You're practicing Type II malfunctions, a failure to eject. You know the clearing sequence is to get your finger off the trigger, tap the ensure the mag is seated – especially with pistols that will create a "stove-pipe" if the mag isn't seated - and then cycle the slide to load the chamber. In order to beat your buddies, "win" the "fight," you skip seating the mag. After all, you set up the malfunction, so why both to seat the mag when you can be first to shoot. Removing this step from the sequence can get you into trouble in real life. As mentioned above, if the mag isn't seated you can cycle the slide all day and it ain't gonna go bang. In a real encounter time is critical, but your actions must be efficient.
Most people short-change themselves in the mental department as well. As you sit down for dinner at the restaurant do you scan, assess and think about where the nearest exits, cover and danger points are? In other words, planning a response in case trouble does erupt? Do you read, study or research the mental and physical aspects of self-defense? Do you attend training, but also do you participate in training that doesn't include shooting? Fighting is a mental process. Not taking advantage of all the resources available to you is a corner you can't afford to cut.

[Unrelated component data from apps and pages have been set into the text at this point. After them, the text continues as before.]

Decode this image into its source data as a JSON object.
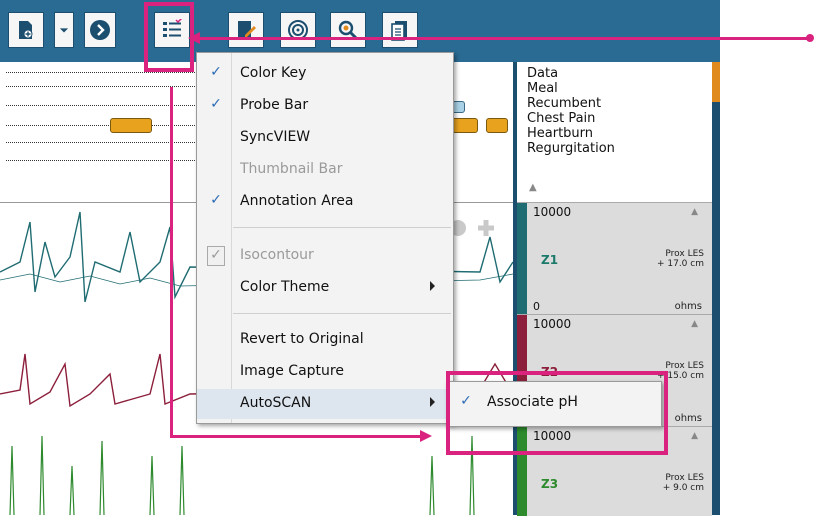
{
  "menu": {
    "items": [
      {
        "label": "Color Key",
        "checked": true
      },
      {
        "label": "Probe Bar",
        "checked": true
      },
      {
        "label": "SyncVIEW",
        "checked": false
      },
      {
        "label": "Thumbnail Bar",
        "checked": false,
        "disabled": true
      },
      {
        "label": "Annotation Area",
        "checked": true
      },
      {
        "label": "Isocontour",
        "checked": true,
        "disabled": true
      },
      {
        "label": "Color Theme",
        "submenu": true
      },
      {
        "label": "Revert to Original"
      },
      {
        "label": "Image Capture"
      },
      {
        "label": "AutoSCAN",
        "submenu": true,
        "highlighted": true
      }
    ],
    "check_glyph": "✓"
  },
  "submenu": {
    "items": [
      {
        "label": "Associate pH",
        "checked": true
      }
    ]
  },
  "legend": {
    "items": [
      "Data",
      "Meal",
      "Recumbent",
      "Chest Pain",
      "Heartburn",
      "Regurgitation"
    ]
  },
  "channels": [
    {
      "max": "10000",
      "min": "0",
      "name": "Z1",
      "location": "Prox LES\n+ 17.0 cm",
      "units": "ohms",
      "color": "#1f6c72"
    },
    {
      "max": "10000",
      "min": "",
      "name": "Z2",
      "location": "Prox LES\n+ 15.0 cm",
      "units": "ohms",
      "color": "#8c1f3b"
    },
    {
      "max": "10000",
      "min": "",
      "name": "Z3",
      "location": "Prox LES\n+ 9.0 cm",
      "units": "",
      "color": "#2d8a2d"
    }
  ],
  "toolbar": {
    "icons": [
      "new-document-icon",
      "dropdown-arrow-icon",
      "next-icon",
      "view-options-icon",
      "edit-icon",
      "target-icon",
      "search-icon",
      "clipboard-icon"
    ]
  },
  "colors": {
    "toolbar": "#2a6b93",
    "highlight": "#d9237f",
    "check": "#2c6bb5",
    "marker_orange": "#e8a21e",
    "marker_blue": "#a9d2e6"
  }
}
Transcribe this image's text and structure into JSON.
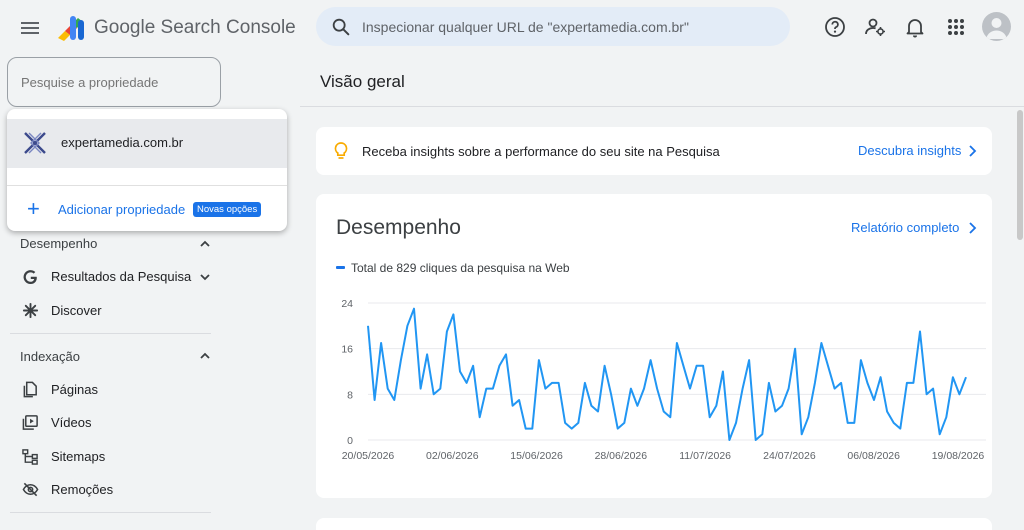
{
  "header": {
    "brand": "Google Search Console",
    "search_placeholder": "Inspecionar qualquer URL de \"expertamedia.com.br\"",
    "icons": [
      "menu-icon",
      "help-icon",
      "manage-accounts-icon",
      "notifications-icon",
      "apps-icon",
      "account-avatar"
    ]
  },
  "property_selector": {
    "placeholder": "Pesquise a propriedade",
    "selected": "expertamedia.com.br",
    "add_label": "Adicionar propriedade",
    "badge": "Novas opções"
  },
  "sidebar": {
    "sections": [
      {
        "label": "Desempenho",
        "items": [
          {
            "label": "Resultados da Pesquisa",
            "icon": "google-g-icon"
          },
          {
            "label": "Discover",
            "icon": "discover-icon"
          }
        ]
      },
      {
        "label": "Indexação",
        "items": [
          {
            "label": "Páginas",
            "icon": "pages-icon"
          },
          {
            "label": "Vídeos",
            "icon": "video-icon"
          },
          {
            "label": "Sitemaps",
            "icon": "sitemap-icon"
          },
          {
            "label": "Remoções",
            "icon": "removals-icon"
          }
        ]
      }
    ]
  },
  "main": {
    "title": "Visão geral",
    "insights": {
      "text": "Receba insights sobre a performance do seu site na Pesquisa",
      "link": "Descubra insights"
    },
    "performance": {
      "title": "Desempenho",
      "link": "Relatório completo",
      "legend": "Total de 829 cliques da pesquisa na Web"
    }
  },
  "colors": {
    "accent": "#1a73e8",
    "background": "#f1f3f4",
    "card": "#ffffff",
    "line": "#2196f3",
    "badge": "#1a73e8"
  },
  "chart_data": {
    "type": "line",
    "title": "",
    "xlabel": "",
    "ylabel": "",
    "ylim": [
      0,
      24
    ],
    "yticks": [
      "0",
      "8",
      "16",
      "24"
    ],
    "grid": true,
    "x_tick_labels": [
      "20/05/2026",
      "02/06/2026",
      "15/06/2026",
      "28/06/2026",
      "11/07/2026",
      "24/07/2026",
      "06/08/2026",
      "19/08/2026"
    ],
    "series": [
      {
        "name": "Total de 829 cliques da pesquisa na Web",
        "values": [
          20,
          7,
          17,
          9,
          7,
          14,
          20,
          23,
          9,
          15,
          8,
          9,
          19,
          22,
          12,
          10,
          13,
          4,
          9,
          9,
          13,
          15,
          6,
          7,
          2,
          2,
          14,
          9,
          10,
          10,
          3,
          2,
          3,
          10,
          6,
          5,
          13,
          8,
          2,
          3,
          9,
          6,
          9,
          14,
          9,
          5,
          4,
          17,
          13,
          9,
          13,
          13,
          4,
          6,
          12,
          0,
          3,
          9,
          14,
          0,
          1,
          10,
          5,
          6,
          9,
          16,
          1,
          4,
          10,
          17,
          13,
          9,
          10,
          3,
          3,
          14,
          10,
          7,
          11,
          5,
          3,
          2,
          10,
          10,
          19,
          8,
          9,
          1,
          4,
          11,
          8,
          11
        ]
      }
    ]
  }
}
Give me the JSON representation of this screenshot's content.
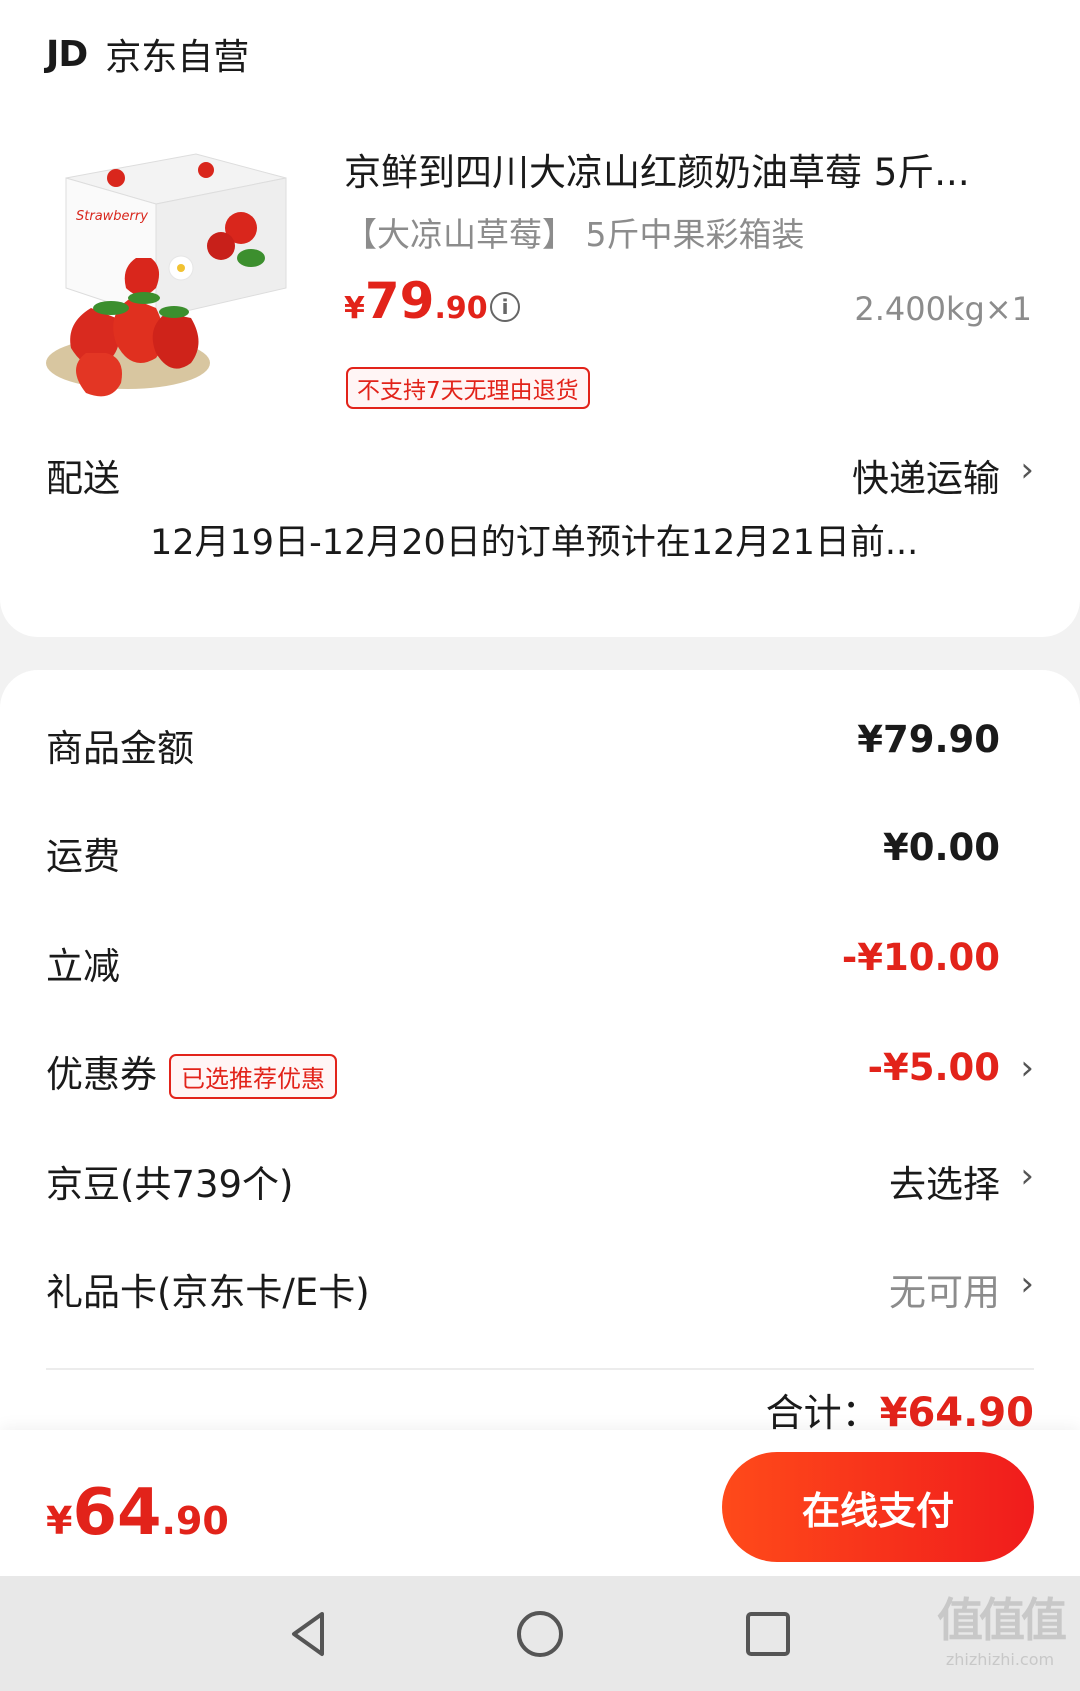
{
  "store": {
    "logo": "JD",
    "name": "京东自营"
  },
  "product": {
    "title": "京鲜到四川大凉山红颜奶油草莓 5斤...",
    "spec": "【大凉山草莓】 5斤中果彩箱装",
    "price_currency": "¥",
    "price_int": "79",
    "price_dec": ".90",
    "info_icon": "i",
    "weight": "2.400kg×1",
    "tag": "不支持7天无理由退货",
    "image_icon": "strawberry-box-image"
  },
  "delivery": {
    "label": "配送",
    "method": "快递运输",
    "note": "12月19日-12月20日的订单预计在12月21日前..."
  },
  "summary": {
    "goods_amount": {
      "label": "商品金额",
      "value": "¥79.90"
    },
    "shipping": {
      "label": "运费",
      "value": "¥0.00"
    },
    "discount": {
      "label": "立减",
      "value": "-¥10.00"
    },
    "coupon": {
      "label": "优惠券",
      "tag": "已选推荐优惠",
      "value": "-¥5.00"
    },
    "jd_beans": {
      "label": "京豆(共739个)",
      "value": "去选择"
    },
    "gift_card": {
      "label": "礼品卡(京东卡/E卡)",
      "value": "无可用"
    },
    "total_label": "合计：",
    "total_value": "¥64.90"
  },
  "bottom": {
    "currency": "¥",
    "int": "64",
    "dec": ".90",
    "pay_label": "在线支付"
  },
  "chevron": "›",
  "watermark": {
    "text": "值值值",
    "url": "zhizhizhi.com"
  },
  "colors": {
    "accent": "#e2231a",
    "pay_button": "#f4301a"
  }
}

There are no shortcuts or corners to cut when it comes to training, practicing and developing the mental skills necessary to defeat the threat. You might get lucky, but it's a lot better to be prepared and lucky. Every aspect of personal defense requires training, practice and repetition to learn. Remember, personal protection is an individual responsibility. If you are serious about it, and I hope you are, then you have to commit the time, effort, and money and mentally prepare for the challenge. Plus, we know the more prepared you are, the less chance there is you'll need these skills.

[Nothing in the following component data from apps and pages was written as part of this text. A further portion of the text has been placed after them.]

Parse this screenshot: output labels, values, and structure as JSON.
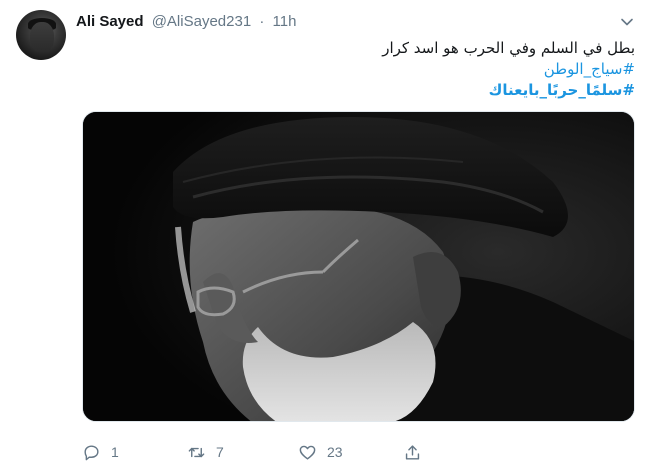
{
  "tweet": {
    "author": {
      "name": "Ali Sayed",
      "handle": "@AliSayed231"
    },
    "separator": "·",
    "time": "11h",
    "text_lines": [
      "بطل في السلم وفي الحرب هو اسد كرار",
      "#سياج_الوطن",
      "#سلمًا_حربًا_بايعناك"
    ],
    "image_alt": "photo-of-man-in-black-turban-and-glasses"
  },
  "actions": {
    "reply_count": "1",
    "retweet_count": "7",
    "like_count": "23"
  },
  "colors": {
    "link": "#1b95e0",
    "muted": "#657786",
    "text": "#14171a"
  }
}
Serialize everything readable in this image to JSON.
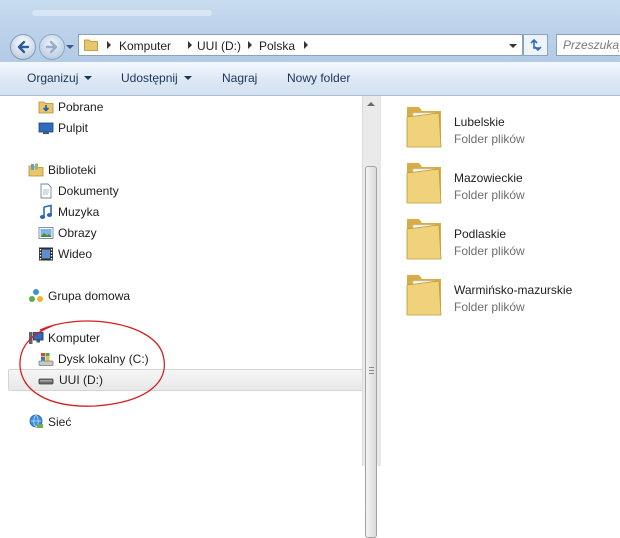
{
  "address": {
    "crumbs": [
      "Komputer",
      "UUI (D:)",
      "Polska"
    ],
    "search_placeholder": "Przeszukaj: Polska"
  },
  "toolbar": {
    "organize": "Organizuj",
    "share": "Udostępnij",
    "burn": "Nagraj",
    "new_folder": "Nowy folder"
  },
  "nav": {
    "downloads": "Pobrane",
    "desktop": "Pulpit",
    "libraries": "Biblioteki",
    "documents": "Dokumenty",
    "music": "Muzyka",
    "pictures": "Obrazy",
    "videos": "Wideo",
    "homegroup": "Grupa domowa",
    "computer": "Komputer",
    "local_disk": "Dysk lokalny (C:)",
    "drive_d": "UUI (D:)",
    "network": "Sieć"
  },
  "content": {
    "items": [
      {
        "name": "Lubelskie",
        "type": "Folder plików"
      },
      {
        "name": "Mazowieckie",
        "type": "Folder plików"
      },
      {
        "name": "Podlaskie",
        "type": "Folder plików"
      },
      {
        "name": "Warmińsko-mazurskie",
        "type": "Folder plików"
      }
    ]
  },
  "colors": {
    "annotation": "#d42020",
    "folder": "#e9c66c",
    "command_text": "#1b3557"
  }
}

Tiger McKee is director of Shootrite Firearms Academy, located in northern Alabama. He is the author of "The Book of Two Guns" - http://shootrite.org/book/book.html writes for several firearms/tactical publications, and is featured on GunTalk's DVD, "Fighting With The 1911 - http://shootrite.org/dvd/dvd.html Website: www.shootrite.org